One of the beautiful things we see after major hurricanes is neighbors helping neighbors, from volunteer search and rescue crews, to disaster pantries, to mutual aid networks. As Dr. Natalie Simpson, a disaster response expert at the University of Buffalo put it:

“If you’re talking about a sudden large-scale disaster, there will never, ever, ever be enough professional first responders right when they’re needed, right when a disaster strikes. Everybody is a first responder.”

It may be true that we’ll never have enough responders, but the current situation is unacceptable. Take FEMA, for example, the lead federal agency for disasters. FEMA has been short on qualified staff since at least the devastating 2017 hurricane and wildfire seasons.
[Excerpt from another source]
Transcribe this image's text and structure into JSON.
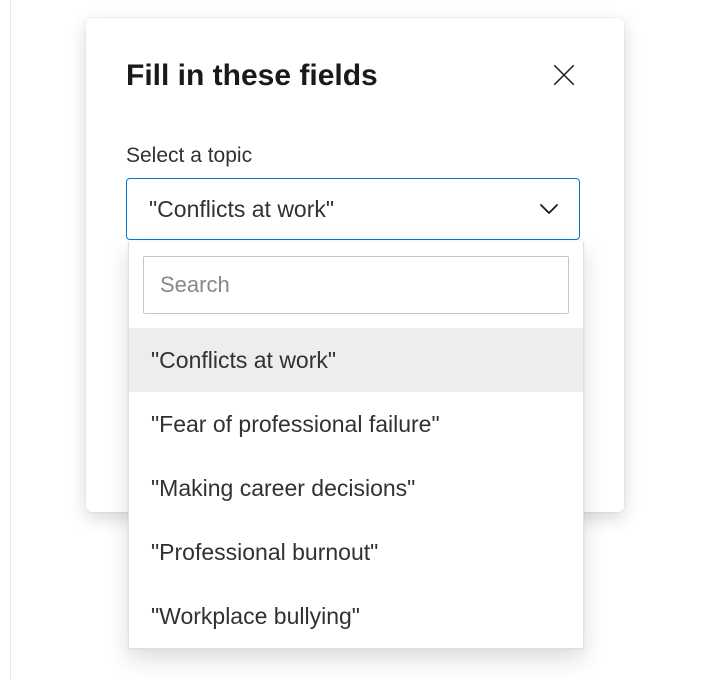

This year could be even worse than 2017, in part because of the COVID-19 pandemic.

At the local level, governments and the private sector should professionalize the work done by volunteer responders in affected communities by creating pathways for family-supporting jobs and careers in climate resilience. One of the many benefits of building this local capacity would be a more diverse and culturally-competent emergency management workforce, which currently is overwhelmingly white and male.

Members of FEMA and Health and Human Services preparing for Hurricane Laura (2020).

Protect worker health and safety

Disaster response and recovery workers need far better protections on the job than they get now. This includes, among other things, better training for workers, access to appropriate and sufficient protective equipment, and for the Occupational Safety and Health Administration (OSHA) to beef up enforcement after disasters instead of just providing technical assistance to employers.

It also includes an emergency standard for COVID-19, which is now two months late. Despite a sudden shift last week to a nearly mask-free world by the White House and the Centers for Disease Control and Prevention, the pandemic isn’t over—particularly for the Black and brown and low-wage “essential workers” who live in communities without equitable access to vaccines. 

Ensure that climate and health adaptation plans tackle intersecting threats—and that they’re fully funded

Here’s the bottom line: The health harms of hurricanes and other climate-related disasters go well beyond the direct effects of wind and water. To keep people healthy and safe, we need to climate-proof our housing, food, health care, transportation, occupational safety standards, and all the other essential services and systems on which we rely. 

This means that climate adaptation plans all the way from the federal government to individual city councils need to (a) embody the coordinated, whole of government approach touted by the Biden administration; and (b) tackle the systemic inequities that make communities vulnerable in the first place to the health harms of climate change.

Finally, adaptation plans aren’t sufficient without the funding and workers to get them implemented. As a recent global review of urban adaptation planning noted:

“To be credible, adaptation plans should also assign economic resources to implementation and monitoring. In our sample, planning documents tend to omit information regarding budget for the implementation, and when they include it, information is not measure-specific, which inhibits effective resource assignation and implementation.”

Everyone who lives in a hurricane-prone region must prepare to the best of their ability. But personal preparation simply won’t be enough as climate change makes hurricanes fiercer and deadlier. We need to stitch our current scraps of climate preparedness into a cohesive whole, to create the strongest, most protective safety blanket possible.